  • Warlord! (1987)
  • Kill Ratio (1987) (with David Drake)
  • Outpassage (1988) (with Chris Morris)
  • Target (1989) (with David Drake)

Series contributed to[edit]

The Sacred Band of Stepsons saga[edit]

  • Beyond Sanctuary (1985)
  • Beyond the Veil (1985)
  • Beyond Wizardwall (1986)
  • Tempus (1987)
  • City at the Edge of Time (1988) (with Chris Morris)
  • Tempus Unbound (1989) (with Chris Morris)
  • Storm Seed (1990) (with Chris Morris)
  • The Sacred Band (2010) (with Chris Morris)
  • The Fish the Fighters and the Song-girl (2012) (with Chris Morris)

Heroes in Hell[edit]

Select short story bibliography[edit]

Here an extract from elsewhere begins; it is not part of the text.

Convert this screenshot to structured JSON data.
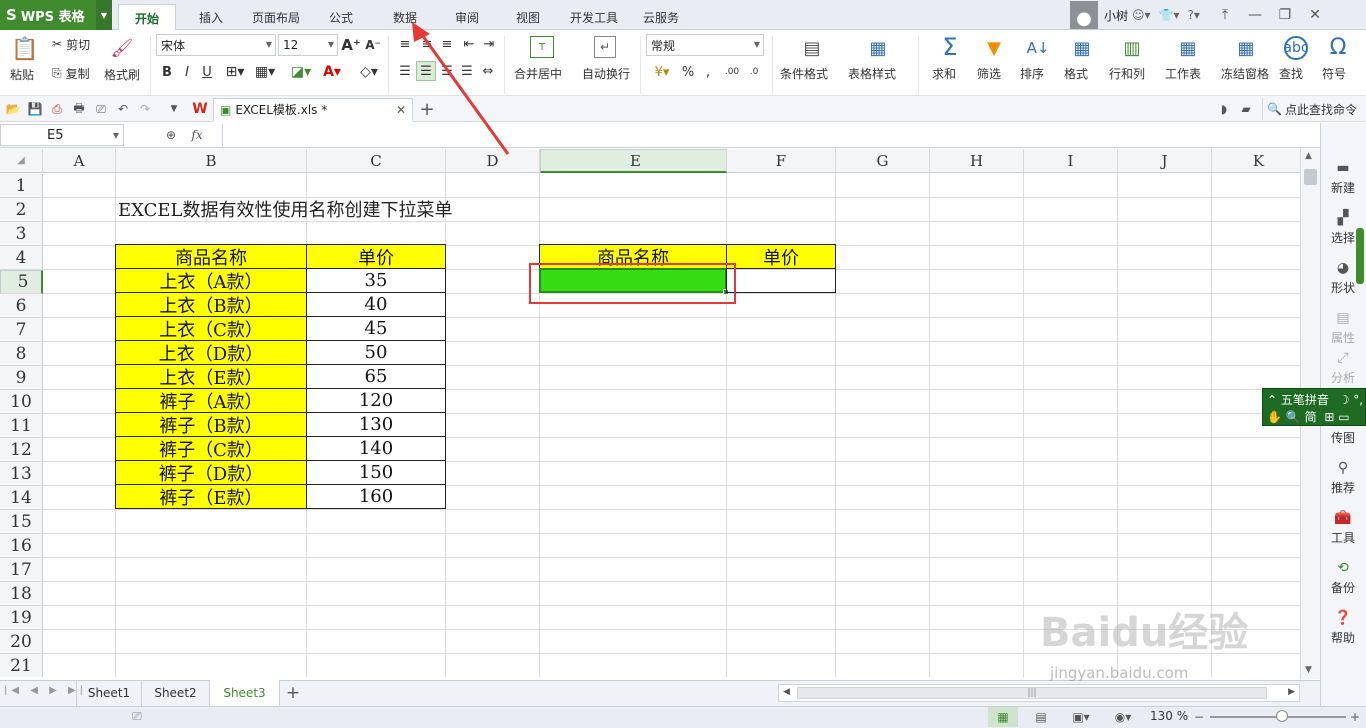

  • "Raising the Green Lion" (1980)
  • "Vashanka's Minion" (1980)
  • "A Man and His God" (1981)
  • "An End to Dreaming" (1982)
  • "Wizard Weather" (1982)
  • "High Moon" (1983)
  • "Basileus" (1984)
  • "Hero's Welcome" (1985)
  • "Graveyard Shift" (1986)
  • "To Reign in Hell" (1986)
  • "Power Play" (1984)
  • "Pillar of Fire" (1984)
  • "Gilgamesh Redux" (1987)
  • "Sea of Stiffs" (1987)
  • "The Nature of Hell" (1987)
  • "The Best of the Achaeans" (1988)
  • "The Collaborator" (1988)
  • "[...] Is Hell" (1988)
  • "Moving Day" (1989)
  • "Sea Change" (1989)
  • "Interview with the Devil" (2011) (with Chris Morris)
  • "Tribe of Hell" (2011)
  • "Babe in Hell" (2012) (with Chris Morris)(2012)
  • "Which Way I Fly Is Hell" (2012)
  • "Boogey Man Blues" (2013) appeared in What Scares the Boogey Man? edited by John Manning
  • "Hell Bent" (2013)
  • "Alms for Oblivion" (2013) (with Chris Morris)
  • "Dress Rehearsal" (2014)
  • "Seven Against Hell" (2014) (with Chris Morris)
  • "The Black Sword" (2014) (with Chris Morris) appeared in Nine Heroes edited by Walter Rhein

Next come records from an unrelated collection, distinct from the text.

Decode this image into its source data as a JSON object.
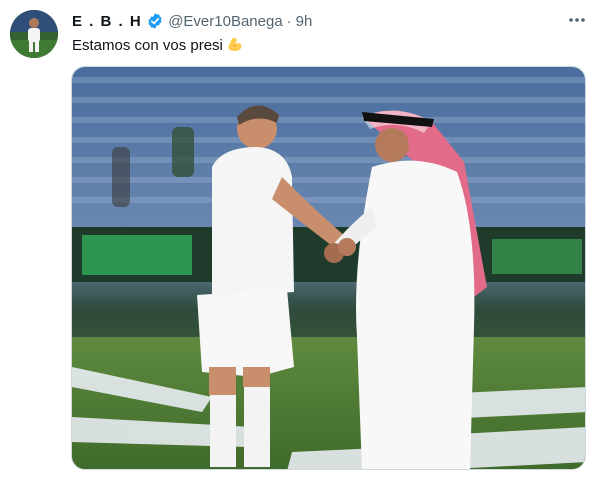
{
  "tweet": {
    "display_name": "E . B . H",
    "handle": "@Ever10Banega",
    "separator": "·",
    "time": "9h",
    "text": "Estamos con vos presi",
    "emoji": "flexed-biceps-icon",
    "verified_icon": "verified-badge-icon",
    "more_icon": "more-options-icon"
  },
  "colors": {
    "verified": "#1d9bf0",
    "secondary_text": "#536471",
    "primary_text": "#0f1419"
  }
}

Select non-fiction bibliography[edit]

  • "Nonlethality: A Global Strategy" (1990, 2010) (with Chris Morris)
  • "Weapons of Mass Protection" (1995) (with Morris and Baines)
  • The American Warrior (1992) (Morris and Morris, ed.)


  1. ^ Nonlethality: A Global Strategy
  2. ^ The Hittites, O. M. Gurney, Penguin, 1952
  3. ^ I, the Sun, Janet Morris, Dell, 1983
  4. ^ Henry Azadehdel (June 1993). "Psychic Warfare and Non-Lethal Weapons". Retrieved May 5, 2011.
  5. ^ Richard Forno, Ronald Baklarz (1999). The art of information warfare: insight into the knowledge warrior philosophy. Universal-Publishers. p. 84. ISBN 1-58112-857-6. Retrieved May 5, 2011.
  6. ^ "M2 Technologies, Inc.: Private Company Information". Business Week.[dead link]
  7. ^ "Nonlethal Weapons and Capabilities". Council on Foreign Relations. February 2004.
  8. ^ The Morgan Horse Magazine, December 1998; The Morgan Connection, December 1998
  9. ^ Equine International, Summer 2009, Vol. 1, Issue 2; www.alltech.com/EquineInternational
  10. ^ Silistra is the name of an actual city and province in Bulgaria

External links[edit]